Presented by Envestnet | Yodlee

The financial industry is coming together to develop open API standards in the U.S. to improve transaction transparency and user consent, as well as ensure data security. Join this VB Live event to learn more about the emerging open API economy and how to make the most of it.

Register here for free.

Finance has long been about interchange, shared ledgers, and industry standards. But now APIs are becoming the heart of a consumer-permissioned model that today’s consumers expect, says Dan Martin, senior director of product architecture at Envestnet | Yodlee.

“The financial industry is coming together to develop a consumer-permissioned model that gives consumers control of access to their financial data, as well as access to real-time technologies, like immediate access to their assets, instant funds transfer, and more,” Martin says.

As these consumer-permissioned models become available, innovation among fintechs and financial institutions is flourishing, he says. It gives them tools needed to build business models on top of consumers’ financial data and on top of consumers’ access to funds that just didn’t exist before.

Why open APIs are essential

Open API standards are required for interchange in every industry, Martin says. Time and again, when industry leaders don’t come together, the largest competitor in that space will simply dominate the standard. The other common outcome is that the communities at large will build disruptive technologies, as opposed to relying on that open standard.

“Both of those outcomes are negative for the industry as a whole,” Martin says. “Open standards are the best way to make sure that everybody in the industry is involved in setting the direction of technology in our industry.”

He points to the outsized impact Microsoft has had in setting standards around documents as an example of the dominant player setting the de facto standard, and controlling the space from there on. Another example of the negative impact is the browser wars. For over a decade, the web worked only in one browser.

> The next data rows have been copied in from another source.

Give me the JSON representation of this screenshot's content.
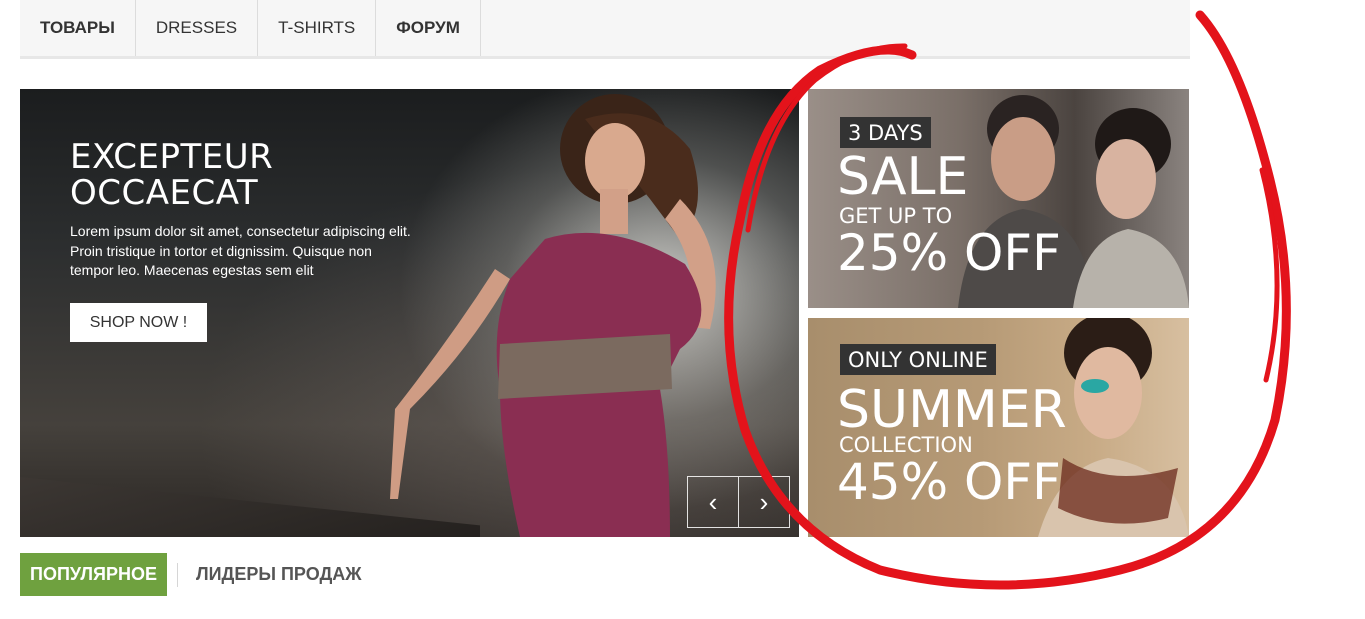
{
  "nav": {
    "items": [
      {
        "label": "ТОВАРЫ",
        "bold": true
      },
      {
        "label": "DRESSES",
        "bold": false
      },
      {
        "label": "T-SHIRTS",
        "bold": false
      },
      {
        "label": "ФОРУМ",
        "bold": true
      }
    ]
  },
  "slider": {
    "title_line1": "EXCEPTEUR",
    "title_line2": "OCCAECAT",
    "text": "Lorem ipsum dolor sit amet, consectetur adipiscing elit. Proin tristique in tortor et dignissim. Quisque non tempor leo. Maecenas egestas sem elit",
    "button": "SHOP NOW !",
    "prev_icon": "‹",
    "next_icon": "›"
  },
  "banners": [
    {
      "tag": "3 DAYS",
      "big": "SALE",
      "small": "GET UP TO",
      "off": "25% OFF"
    },
    {
      "tag": "ONLY ONLINE",
      "big": "SUMMER",
      "small": "COLLECTION",
      "off": "45% OFF"
    }
  ],
  "tabs": {
    "active": "ПОПУЛЯРНОЕ",
    "inactive": "ЛИДЕРЫ ПРОДАЖ"
  },
  "colors": {
    "accent_green": "#6fa13f",
    "annotation_red": "#e3131b"
  }
}
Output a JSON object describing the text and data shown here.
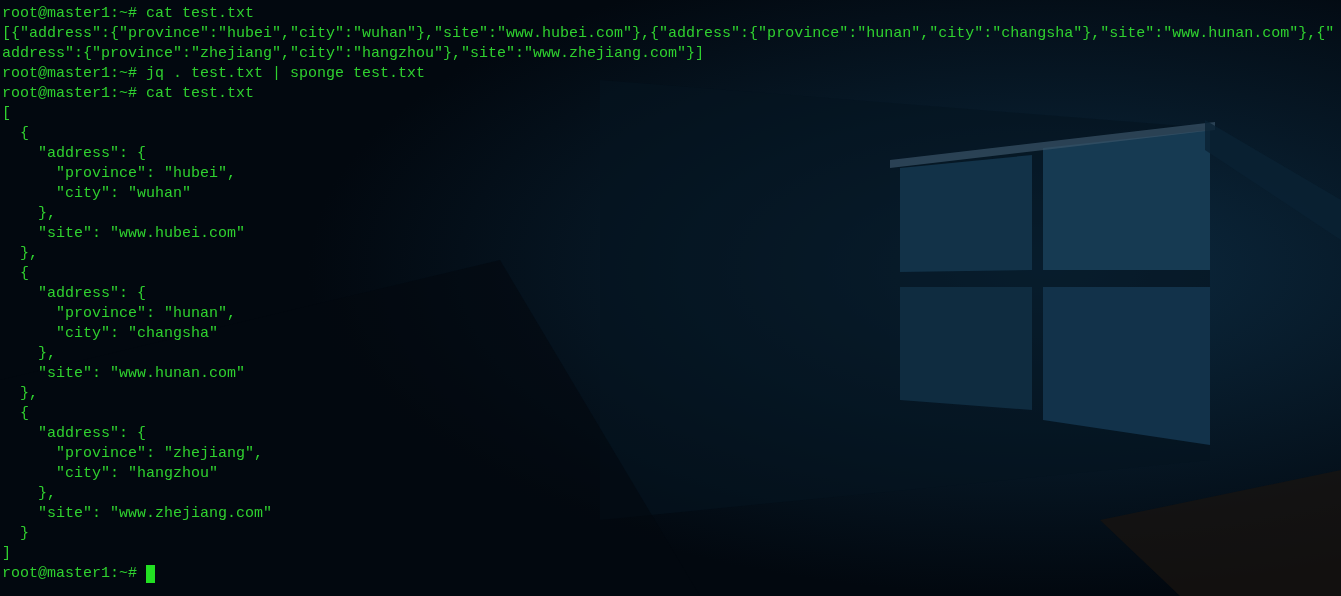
{
  "terminal": {
    "lines": [
      {
        "kind": "prompt",
        "prompt": "root@master1:~#",
        "command": "cat test.txt",
        "cursor": false
      },
      {
        "kind": "output",
        "text": "[{\"address\":{\"province\":\"hubei\",\"city\":\"wuhan\"},\"site\":\"www.hubei.com\"},{\"address\":{\"province\":\"hunan\",\"city\":\"changsha\"},\"site\":\"www.hunan.com\"},{\""
      },
      {
        "kind": "output",
        "text": "address\":{\"province\":\"zhejiang\",\"city\":\"hangzhou\"},\"site\":\"www.zhejiang.com\"}]"
      },
      {
        "kind": "prompt",
        "prompt": "root@master1:~#",
        "command": "jq . test.txt | sponge test.txt",
        "cursor": false
      },
      {
        "kind": "prompt",
        "prompt": "root@master1:~#",
        "command": "cat test.txt",
        "cursor": false
      },
      {
        "kind": "output",
        "text": "["
      },
      {
        "kind": "output",
        "text": "  {"
      },
      {
        "kind": "output",
        "text": "    \"address\": {"
      },
      {
        "kind": "output",
        "text": "      \"province\": \"hubei\","
      },
      {
        "kind": "output",
        "text": "      \"city\": \"wuhan\""
      },
      {
        "kind": "output",
        "text": "    },"
      },
      {
        "kind": "output",
        "text": "    \"site\": \"www.hubei.com\""
      },
      {
        "kind": "output",
        "text": "  },"
      },
      {
        "kind": "output",
        "text": "  {"
      },
      {
        "kind": "output",
        "text": "    \"address\": {"
      },
      {
        "kind": "output",
        "text": "      \"province\": \"hunan\","
      },
      {
        "kind": "output",
        "text": "      \"city\": \"changsha\""
      },
      {
        "kind": "output",
        "text": "    },"
      },
      {
        "kind": "output",
        "text": "    \"site\": \"www.hunan.com\""
      },
      {
        "kind": "output",
        "text": "  },"
      },
      {
        "kind": "output",
        "text": "  {"
      },
      {
        "kind": "output",
        "text": "    \"address\": {"
      },
      {
        "kind": "output",
        "text": "      \"province\": \"zhejiang\","
      },
      {
        "kind": "output",
        "text": "      \"city\": \"hangzhou\""
      },
      {
        "kind": "output",
        "text": "    },"
      },
      {
        "kind": "output",
        "text": "    \"site\": \"www.zhejiang.com\""
      },
      {
        "kind": "output",
        "text": "  }"
      },
      {
        "kind": "output",
        "text": "]"
      },
      {
        "kind": "prompt",
        "prompt": "root@master1:~#",
        "cursor": true
      }
    ]
  }
}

Unfortunately, most industries are dominated by proprietary APIs, and therefore are missing out on that ability for innovators to build on top of a platform across all players in the industry.

Open banking outside the U.S.

In many countries, government mandates have forced banks and financial service providers to implement open banking technologies to allow customers consumer-permissioned access to their data. Countries across Europe are seeing significant financial services innovation, with enormously successful businesses built on the back of open banking.

Both existing and new companies that have been built on the promise of open APIs are now able to provide consumers with better experiences, better access to their information, better ability to understand their own financial positions and wealth, and the ability to easily transfer funds and assets around.

“London is now considered the Silicon Valley of the finance and technology world, in part because the startups and innovators in that region of the world have direct access to open APIs,” Martin says. “The rest of the world is opening our eyes to the reality that there is a lot of opportunity.”

The state of open APIs in the U.S.

In the U.S., the movement toward open banking standards is not happening as holistically as it happened in Europe. Without a governmental mandate and deadline, adoption is much slower — but progress is being made, says Martin. Still, to be successful, adoption needs to be close to universal. While 90% of accounts are held by a small number of organizations, the last 10% is spread out among many financial institutions, which is always the challenge to getting a full rollout of any kind of industry standard.

However, the smaller players are watching closely — as the successful development of Zelle demonstrates. Zelle is a real-time funds transfer platform that allows consumers to send cash between almost any U.S. bank account typically within minutes. The big players were the first to the table when Zelle was being built, but once it became clear that the project was a success and there was real value there, the longer tail of financial institutions got involved.

“I believe that with Europe as the example, the investors in the U.S. are very excited to replicate some of that here,” Martin says. “I anticipate that as open standards become more common, and in particular more accessible to more developers, they’ll open up that innovation in the U.S. like they have in other countries.”

To learn more about how open API standards are being developed in the U.S., the opportunities coming to light as adoption soars, and more, don’t miss this VB Live event!

Registration is free here.

Attendees will learn:
• What the U.S. can learn from Europe’s open API standards
• The latest on open API standards in the U.S.
• New partnerships and opportunities


  • Dan Martin, Senior Director, Product Architecture, Envestnet | Yodlee
  • Don Cardinal, Managing Director, Financial Data Exchange
  • Jeff Schulte, SVP Data Strategy & Technology, Envestnet | Yodlee
  • Evan Schuman, Moderator

More speakers to be announced soon!